We were sad to learn that Professor Anna K. Nelson, a tenacious and effective advocate for improved public access to national security records, passed away last month.
For decades, Prof. Nelson argued for improved declassification practices in almost every venue imaginable, from congressional hearings to the most obscure and transient advisory bodies. As a professor of history at American University, she insisted that government records were public property and that access to such records was one of the foundations of good citizenship.
Among many other posts, she served as a presidentially-appointed member of the JFK Assassination Records Review Board, which was tasked to oversee the declassification of records concerning the assassination of President Kennedy. Because of the perseverance of Dr. Nelson and her colleagues, that Board was uniquely productive in overcoming longstanding barriers to declassification, particularly those pertaining to intelligence agency records.

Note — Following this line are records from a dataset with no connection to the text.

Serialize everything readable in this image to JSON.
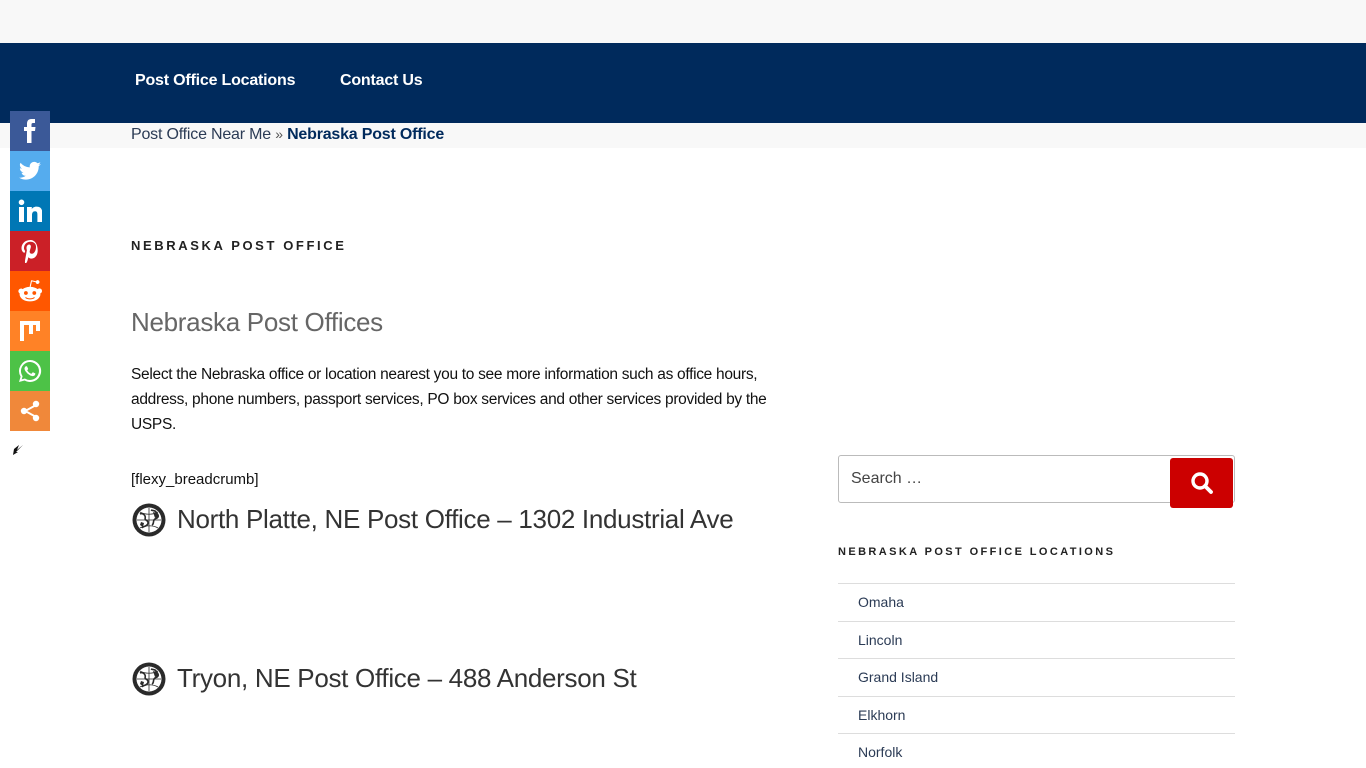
{
  "nav": {
    "items": [
      {
        "label": "Post Office Locations"
      },
      {
        "label": "Contact Us"
      }
    ],
    "background": "#002a5c"
  },
  "breadcrumb": {
    "home": "Post Office Near Me",
    "separator": "»",
    "current": "Nebraska Post Office"
  },
  "share_bar": {
    "items": [
      {
        "name": "facebook",
        "icon": "facebook-icon",
        "color": "#3b5998"
      },
      {
        "name": "twitter",
        "icon": "twitter-icon",
        "color": "#55acee"
      },
      {
        "name": "linkedin",
        "icon": "linkedin-icon",
        "color": "#0077b5"
      },
      {
        "name": "pinterest",
        "icon": "pinterest-icon",
        "color": "#cb2027"
      },
      {
        "name": "reddit",
        "icon": "reddit-icon",
        "color": "#ff5700"
      },
      {
        "name": "mix",
        "icon": "mix-icon",
        "color": "#ff8226"
      },
      {
        "name": "whatsapp",
        "icon": "whatsapp-icon",
        "color": "#4dc247"
      },
      {
        "name": "more",
        "icon": "share-icon",
        "color": "#f0883a"
      }
    ]
  },
  "page": {
    "title": "NEBRASKA POST OFFICE",
    "heading": "Nebraska Post Offices",
    "intro": "Select the Nebraska office or location nearest you to see more information such as office hours, address, phone numbers, passport services, PO box services and other services provided by the USPS.",
    "shortcode": "[flexy_breadcrumb]",
    "offices": [
      {
        "title": "North Platte, NE Post Office – 1302 Industrial Ave"
      },
      {
        "title": "Tryon, NE Post Office – 488 Anderson St"
      }
    ]
  },
  "sidebar": {
    "search": {
      "placeholder": "Search …",
      "value": "",
      "button_color": "#cc0000"
    },
    "widget_title": "NEBRASKA POST OFFICE LOCATIONS",
    "locations": [
      {
        "label": "Omaha"
      },
      {
        "label": "Lincoln"
      },
      {
        "label": "Grand Island"
      },
      {
        "label": "Elkhorn"
      },
      {
        "label": "Norfolk"
      }
    ]
  }
}
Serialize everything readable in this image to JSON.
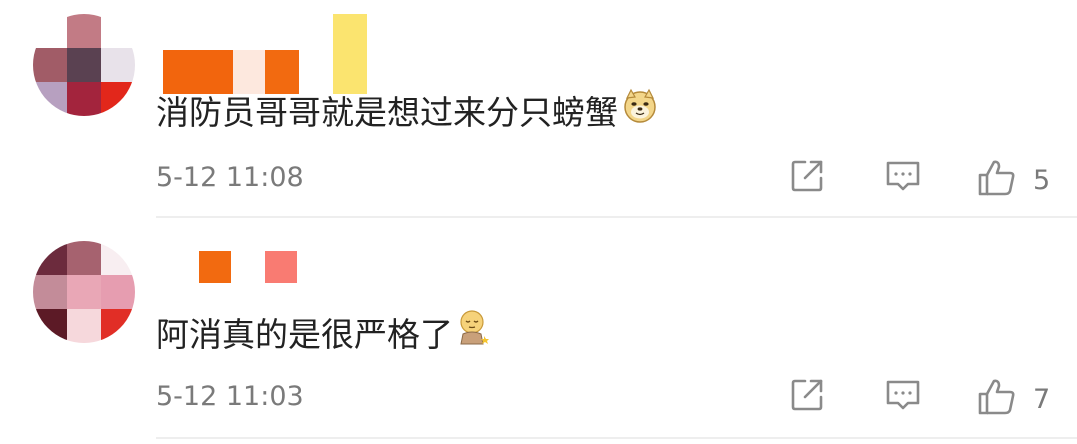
{
  "comments": [
    {
      "text": "消防员哥哥就是想过来分只螃蟹",
      "emoji": "doge-icon",
      "time": "5-12 11:08",
      "likes": "5",
      "avatar_colors": [
        "#ffffff",
        "#c27b85",
        "#ffffff",
        "#a15c67",
        "#5a4151",
        "#e8e2ea",
        "#b7a0c0",
        "#a3243d",
        "#e2271b"
      ],
      "name_colors": [
        "#f2650d",
        "#fde8de",
        "#f26a10",
        "#fbe46f"
      ]
    },
    {
      "text": "阿消真的是很严格了",
      "emoji": "doze-icon",
      "time": "5-12 11:03",
      "likes": "7",
      "avatar_colors": [
        "#6c2b3d",
        "#a6626f",
        "#f8eef1",
        "#c38c99",
        "#e9a7b6",
        "#e69db0",
        "#5c1a26",
        "#f6d8dc",
        "#e12e26"
      ],
      "name_colors": [
        "#f26a10",
        "#f97b72"
      ]
    }
  ],
  "actions": {
    "share_icon": "share-icon",
    "reply_icon": "comment-icon",
    "like_icon": "thumbs-up-icon"
  }
}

Nevertheless, she was habitually pessimistic about the prospects for meaningful secrecy reform.
“Given past performance, it is highly unrealistic to assume that agencies, particularly Defense and the CIA, will be completely forthcoming or that the Archives will ever question agency decisions,” she wrote in a 2000 letter to Congress. “Agency declassification of selected, heavily redacted records will not serve the public interest. It will only breed more suspicion.”

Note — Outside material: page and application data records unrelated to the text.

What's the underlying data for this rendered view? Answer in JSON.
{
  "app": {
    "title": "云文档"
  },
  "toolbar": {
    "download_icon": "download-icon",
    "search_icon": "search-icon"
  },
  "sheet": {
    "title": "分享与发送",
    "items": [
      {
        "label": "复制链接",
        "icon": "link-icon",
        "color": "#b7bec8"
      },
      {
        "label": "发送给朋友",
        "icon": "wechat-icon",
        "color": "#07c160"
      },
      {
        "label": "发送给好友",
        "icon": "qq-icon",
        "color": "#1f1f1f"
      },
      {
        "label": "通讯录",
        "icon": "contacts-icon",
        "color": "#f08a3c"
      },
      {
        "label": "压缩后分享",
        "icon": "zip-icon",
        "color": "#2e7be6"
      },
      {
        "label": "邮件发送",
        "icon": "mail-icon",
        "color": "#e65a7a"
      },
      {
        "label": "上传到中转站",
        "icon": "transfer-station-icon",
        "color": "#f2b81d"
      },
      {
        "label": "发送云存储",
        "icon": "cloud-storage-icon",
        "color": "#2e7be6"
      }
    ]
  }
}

Prof. Nelson also spoke out in defense of robust investigative reporting on national security matters. In 2008, for example, she submitted a declaration of behalf of New York Times reporter James Risen, arguing that a grand jury subpoena against him in the pending leak case against former CIA officer Jeffrey Sterling should be quashed.
“If Mr. Risen and other investigative journalists are unable to report effectively on matters of intelligence, the historical record will be incomplete, if not erroneous,” Dr. Nelson wrote.
“Although our own books and articles are stuffed with footnotes, we historians understand that investigative journalists, as observers of the present, must protect their sources. If they do not, the American people will never learn about corruption, incompetence, excessive government secrecy, flaws in homeland security, or disastrous decisions made by policy makers who are advised by their intelligence chiefs,” she wrote. “We must depend upon journalists and journalists must be permitted to depend upon confidential sources.”